══ MATERIAL PROVIDED ══

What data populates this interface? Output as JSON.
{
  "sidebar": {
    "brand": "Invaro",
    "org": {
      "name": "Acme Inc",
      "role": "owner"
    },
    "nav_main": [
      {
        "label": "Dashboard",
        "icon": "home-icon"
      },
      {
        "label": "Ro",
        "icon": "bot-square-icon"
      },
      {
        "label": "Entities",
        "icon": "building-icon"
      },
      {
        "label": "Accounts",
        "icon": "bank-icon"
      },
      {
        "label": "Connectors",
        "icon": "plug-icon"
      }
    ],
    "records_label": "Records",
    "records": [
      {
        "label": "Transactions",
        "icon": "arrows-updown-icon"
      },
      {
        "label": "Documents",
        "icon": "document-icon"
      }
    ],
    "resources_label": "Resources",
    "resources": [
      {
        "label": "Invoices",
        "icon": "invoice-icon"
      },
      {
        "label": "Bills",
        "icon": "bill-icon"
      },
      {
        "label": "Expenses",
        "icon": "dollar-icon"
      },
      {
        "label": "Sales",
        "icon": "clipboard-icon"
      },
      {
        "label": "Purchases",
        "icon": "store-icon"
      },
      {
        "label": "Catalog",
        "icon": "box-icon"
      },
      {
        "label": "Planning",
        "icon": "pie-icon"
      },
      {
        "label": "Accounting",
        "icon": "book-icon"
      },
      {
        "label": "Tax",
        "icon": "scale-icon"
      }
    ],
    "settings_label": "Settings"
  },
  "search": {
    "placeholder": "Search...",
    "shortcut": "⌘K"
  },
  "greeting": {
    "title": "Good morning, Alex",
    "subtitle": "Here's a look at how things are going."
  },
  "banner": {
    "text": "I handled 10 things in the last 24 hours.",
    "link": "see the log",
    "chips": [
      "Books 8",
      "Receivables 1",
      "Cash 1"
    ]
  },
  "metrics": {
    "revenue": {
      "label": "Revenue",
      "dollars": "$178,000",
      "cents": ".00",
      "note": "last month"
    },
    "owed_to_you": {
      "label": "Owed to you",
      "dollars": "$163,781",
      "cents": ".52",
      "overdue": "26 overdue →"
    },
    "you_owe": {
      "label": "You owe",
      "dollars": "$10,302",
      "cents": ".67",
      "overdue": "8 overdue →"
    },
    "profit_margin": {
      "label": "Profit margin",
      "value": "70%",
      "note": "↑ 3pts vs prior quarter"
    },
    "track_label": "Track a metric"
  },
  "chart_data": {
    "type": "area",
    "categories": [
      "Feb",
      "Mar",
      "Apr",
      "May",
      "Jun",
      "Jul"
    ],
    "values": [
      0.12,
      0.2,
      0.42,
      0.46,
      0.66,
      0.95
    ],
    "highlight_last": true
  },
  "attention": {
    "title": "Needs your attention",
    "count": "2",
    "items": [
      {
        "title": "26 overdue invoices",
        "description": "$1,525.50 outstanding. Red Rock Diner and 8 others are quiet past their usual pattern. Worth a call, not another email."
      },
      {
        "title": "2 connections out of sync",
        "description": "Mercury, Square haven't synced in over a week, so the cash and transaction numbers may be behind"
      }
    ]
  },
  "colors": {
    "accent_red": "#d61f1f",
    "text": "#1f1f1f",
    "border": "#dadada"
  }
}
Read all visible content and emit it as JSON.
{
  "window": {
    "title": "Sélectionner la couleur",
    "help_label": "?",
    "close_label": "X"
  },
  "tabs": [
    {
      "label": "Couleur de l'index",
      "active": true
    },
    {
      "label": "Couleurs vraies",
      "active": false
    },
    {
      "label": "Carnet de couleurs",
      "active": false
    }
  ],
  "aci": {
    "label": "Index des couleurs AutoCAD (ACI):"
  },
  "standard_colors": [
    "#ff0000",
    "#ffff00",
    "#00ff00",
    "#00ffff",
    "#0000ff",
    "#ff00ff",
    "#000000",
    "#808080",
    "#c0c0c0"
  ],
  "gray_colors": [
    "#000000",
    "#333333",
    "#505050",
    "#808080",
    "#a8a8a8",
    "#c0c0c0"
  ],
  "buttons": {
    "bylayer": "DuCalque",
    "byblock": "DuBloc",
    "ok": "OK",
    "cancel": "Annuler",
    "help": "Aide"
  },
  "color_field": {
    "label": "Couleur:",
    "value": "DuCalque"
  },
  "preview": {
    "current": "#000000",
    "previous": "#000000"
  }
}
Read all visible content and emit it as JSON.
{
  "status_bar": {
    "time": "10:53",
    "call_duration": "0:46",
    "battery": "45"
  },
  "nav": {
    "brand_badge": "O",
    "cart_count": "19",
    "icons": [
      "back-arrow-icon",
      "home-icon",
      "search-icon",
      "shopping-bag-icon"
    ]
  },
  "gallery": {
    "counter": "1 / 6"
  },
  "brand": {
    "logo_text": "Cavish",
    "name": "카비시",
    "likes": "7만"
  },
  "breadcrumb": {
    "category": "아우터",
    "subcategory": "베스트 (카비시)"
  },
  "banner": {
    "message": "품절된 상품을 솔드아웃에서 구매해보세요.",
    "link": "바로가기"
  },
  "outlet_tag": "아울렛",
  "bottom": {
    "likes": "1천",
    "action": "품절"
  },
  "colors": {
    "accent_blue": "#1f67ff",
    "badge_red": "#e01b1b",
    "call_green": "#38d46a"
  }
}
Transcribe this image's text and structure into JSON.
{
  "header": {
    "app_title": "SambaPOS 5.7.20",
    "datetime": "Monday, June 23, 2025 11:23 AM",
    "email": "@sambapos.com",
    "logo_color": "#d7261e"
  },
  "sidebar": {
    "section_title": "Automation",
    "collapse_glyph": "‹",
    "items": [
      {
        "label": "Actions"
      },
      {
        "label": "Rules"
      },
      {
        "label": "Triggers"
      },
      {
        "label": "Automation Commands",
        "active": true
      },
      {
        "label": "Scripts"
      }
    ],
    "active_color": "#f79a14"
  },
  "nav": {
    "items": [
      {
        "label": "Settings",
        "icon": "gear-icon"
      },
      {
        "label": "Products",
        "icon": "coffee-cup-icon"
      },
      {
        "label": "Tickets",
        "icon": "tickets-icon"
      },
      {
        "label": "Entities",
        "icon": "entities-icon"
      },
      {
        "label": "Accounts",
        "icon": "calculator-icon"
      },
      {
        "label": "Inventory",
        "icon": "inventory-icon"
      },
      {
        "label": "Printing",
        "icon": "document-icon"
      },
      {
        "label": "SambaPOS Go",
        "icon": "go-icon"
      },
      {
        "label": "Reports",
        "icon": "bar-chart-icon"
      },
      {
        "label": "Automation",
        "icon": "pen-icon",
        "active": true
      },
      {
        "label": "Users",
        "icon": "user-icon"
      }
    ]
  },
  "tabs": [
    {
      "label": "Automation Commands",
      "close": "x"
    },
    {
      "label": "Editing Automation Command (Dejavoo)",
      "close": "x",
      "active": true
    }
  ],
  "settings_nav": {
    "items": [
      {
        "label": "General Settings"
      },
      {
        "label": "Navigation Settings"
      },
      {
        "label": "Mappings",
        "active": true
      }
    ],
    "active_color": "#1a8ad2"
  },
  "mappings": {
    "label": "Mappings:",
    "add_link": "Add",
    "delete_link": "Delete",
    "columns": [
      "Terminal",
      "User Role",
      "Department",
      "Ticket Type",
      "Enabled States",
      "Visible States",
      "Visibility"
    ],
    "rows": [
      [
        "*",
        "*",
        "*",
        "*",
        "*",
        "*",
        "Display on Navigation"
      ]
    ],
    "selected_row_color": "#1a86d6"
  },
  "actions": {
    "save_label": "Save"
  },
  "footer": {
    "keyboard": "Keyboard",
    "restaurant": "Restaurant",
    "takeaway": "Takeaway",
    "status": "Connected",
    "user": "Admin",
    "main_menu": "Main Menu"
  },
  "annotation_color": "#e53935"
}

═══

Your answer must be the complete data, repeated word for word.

What data populates this interface? Output as JSON.
{
  "sidebar": {
    "brand": "Invaro",
    "org": {
      "name": "Acme Inc",
      "role": "owner"
    },
    "nav_main": [
      {
        "label": "Dashboard",
        "icon": "home-icon"
      },
      {
        "label": "Ro",
        "icon": "bot-square-icon"
      },
      {
        "label": "Entities",
        "icon": "building-icon"
      },
      {
        "label": "Accounts",
        "icon": "bank-icon"
      },
      {
        "label": "Connectors",
        "icon": "plug-icon"
      }
    ],
    "records_label": "Records",
    "records": [
      {
        "label": "Transactions",
        "icon": "arrows-updown-icon"
      },
      {
        "label": "Documents",
        "icon": "document-icon"
      }
    ],
    "resources_label": "Resources",
    "resources": [
      {
        "label": "Invoices",
        "icon": "invoice-icon"
      },
      {
        "label": "Bills",
        "icon": "bill-icon"
      },
      {
        "label": "Expenses",
        "icon": "dollar-icon"
      },
      {
        "label": "Sales",
        "icon": "clipboard-icon"
      },
      {
        "label": "Purchases",
        "icon": "store-icon"
      },
      {
        "label": "Catalog",
        "icon": "box-icon"
      },
      {
        "label": "Planning",
        "icon": "pie-icon"
      },
      {
        "label": "Accounting",
        "icon": "book-icon"
      },
      {
        "label": "Tax",
        "icon": "scale-icon"
      }
    ],
    "settings_label": "Settings"
  },
  "search": {
    "placeholder": "Search...",
    "shortcut": "⌘K"
  },
  "greeting": {
    "title": "Good morning, Alex",
    "subtitle": "Here's a look at how things are going."
  },
  "banner": {
    "text": "I handled 10 things in the last 24 hours.",
    "link": "see the log",
    "chips": [
      "Books 8",
      "Receivables 1",
      "Cash 1"
    ]
  },
  "metrics": {
    "revenue": {
      "label": "Revenue",
      "dollars": "$178,000",
      "cents": ".00",
      "note": "last month"
    },
    "owed_to_you": {
      "label": "Owed to you",
      "dollars": "$163,781",
      "cents": ".52",
      "overdue": "26 overdue →"
    },
    "you_owe": {
      "label": "You owe",
      "dollars": "$10,302",
      "cents": ".67",
      "overdue": "8 overdue →"
    },
    "profit_margin": {
      "label": "Profit margin",
      "value": "70%",
      "note": "↑ 3pts vs prior quarter"
    },
    "track_label": "Track a metric"
  },
  "chart_data": {
    "type": "area",
    "categories": [
      "Feb",
      "Mar",
      "Apr",
      "May",
      "Jun",
      "Jul"
    ],
    "values": [
      0.12,
      0.2,
      0.42,
      0.46,
      0.66,
      0.95
    ],
    "highlight_last": true
  },
  "attention": {
    "title": "Needs your attention",
    "count": "2",
    "items": [
      {
        "title": "26 overdue invoices",
        "description": "$1,525.50 outstanding. Red Rock Diner and 8 others are quiet past their usual pattern. Worth a call, not another email."
      },
      {
        "title": "2 connections out of sync",
        "description": "Mercury, Square haven't synced in over a week, so the cash and transaction numbers may be behind"
      }
    ]
  },
  "colors": {
    "accent_red": "#d61f1f",
    "text": "#1f1f1f",
    "border": "#dadada"
  }
}
Read all visible content and emit it as JSON.
{
  "window": {
    "title": "Sélectionner la couleur",
    "help_label": "?",
    "close_label": "X"
  },
  "tabs": [
    {
      "label": "Couleur de l'index",
      "active": true
    },
    {
      "label": "Couleurs vraies",
      "active": false
    },
    {
      "label": "Carnet de couleurs",
      "active": false
    }
  ],
  "aci": {
    "label": "Index des couleurs AutoCAD (ACI):"
  },
  "standard_colors": [
    "#ff0000",
    "#ffff00",
    "#00ff00",
    "#00ffff",
    "#0000ff",
    "#ff00ff",
    "#000000",
    "#808080",
    "#c0c0c0"
  ],
  "gray_colors": [
    "#000000",
    "#333333",
    "#505050",
    "#808080",
    "#a8a8a8",
    "#c0c0c0"
  ],
  "buttons": {
    "bylayer": "DuCalque",
    "byblock": "DuBloc",
    "ok": "OK",
    "cancel": "Annuler",
    "help": "Aide"
  },
  "color_field": {
    "label": "Couleur:",
    "value": "DuCalque"
  },
  "preview": {
    "current": "#000000",
    "previous": "#000000"
  }
}
Read all visible content and emit it as JSON.
{
  "status_bar": {
    "time": "10:53",
    "call_duration": "0:46",
    "battery": "45"
  },
  "nav": {
    "brand_badge": "O",
    "cart_count": "19",
    "icons": [
      "back-arrow-icon",
      "home-icon",
      "search-icon",
      "shopping-bag-icon"
    ]
  },
  "gallery": {
    "counter": "1 / 6"
  },
  "brand": {
    "logo_text": "Cavish",
    "name": "카비시",
    "likes": "7만"
  },
  "breadcrumb": {
    "category": "아우터",
    "subcategory": "베스트 (카비시)"
  },
  "banner": {
    "message": "품절된 상품을 솔드아웃에서 구매해보세요.",
    "link": "바로가기"
  },
  "outlet_tag": "아울렛",
  "bottom": {
    "likes": "1천",
    "action": "품절"
  },
  "colors": {
    "accent_blue": "#1f67ff",
    "badge_red": "#e01b1b",
    "call_green": "#38d46a"
  }
}
Transcribe this image's text and structure into JSON.
{
  "header": {
    "app_title": "SambaPOS 5.7.20",
    "datetime": "Monday, June 23, 2025 11:23 AM",
    "email": "@sambapos.com",
    "logo_color": "#d7261e"
  },
  "sidebar": {
    "section_title": "Automation",
    "collapse_glyph": "‹",
    "items": [
      {
        "label": "Actions"
      },
      {
        "label": "Rules"
      },
      {
        "label": "Triggers"
      },
      {
        "label": "Automation Commands",
        "active": true
      },
      {
        "label": "Scripts"
      }
    ],
    "active_color": "#f79a14"
  },
  "nav": {
    "items": [
      {
        "label": "Settings",
        "icon": "gear-icon"
      },
      {
        "label": "Products",
        "icon": "coffee-cup-icon"
      },
      {
        "label": "Tickets",
        "icon": "tickets-icon"
      },
      {
        "label": "Entities",
        "icon": "entities-icon"
      },
      {
        "label": "Accounts",
        "icon": "calculator-icon"
      },
      {
        "label": "Inventory",
        "icon": "inventory-icon"
      },
      {
        "label": "Printing",
        "icon": "document-icon"
      },
      {
        "label": "SambaPOS Go",
        "icon": "go-icon"
      },
      {
        "label": "Reports",
        "icon": "bar-chart-icon"
      },
      {
        "label": "Automation",
        "icon": "pen-icon",
        "active": true
      },
      {
        "label": "Users",
        "icon": "user-icon"
      }
    ]
  },
  "tabs": [
    {
      "label": "Automation Commands",
      "close": "x"
    },
    {
      "label": "Editing Automation Command (Dejavoo)",
      "close": "x",
      "active": true
    }
  ],
  "settings_nav": {
    "items": [
      {
        "label": "General Settings"
      },
      {
        "label": "Navigation Settings"
      },
      {
        "label": "Mappings",
        "active": true
      }
    ],
    "active_color": "#1a8ad2"
  },
  "mappings": {
    "label": "Mappings:",
    "add_link": "Add",
    "delete_link": "Delete",
    "columns": [
      "Terminal",
      "User Role",
      "Department",
      "Ticket Type",
      "Enabled States",
      "Visible States",
      "Visibility"
    ],
    "rows": [
      [
        "*",
        "*",
        "*",
        "*",
        "*",
        "*",
        "Display on Navigation"
      ]
    ],
    "selected_row_color": "#1a86d6"
  },
  "actions": {
    "save_label": "Save"
  },
  "footer": {
    "keyboard": "Keyboard",
    "restaurant": "Restaurant",
    "takeaway": "Takeaway",
    "status": "Connected",
    "user": "Admin",
    "main_menu": "Main Menu"
  },
  "annotation_color": "#e53935"
}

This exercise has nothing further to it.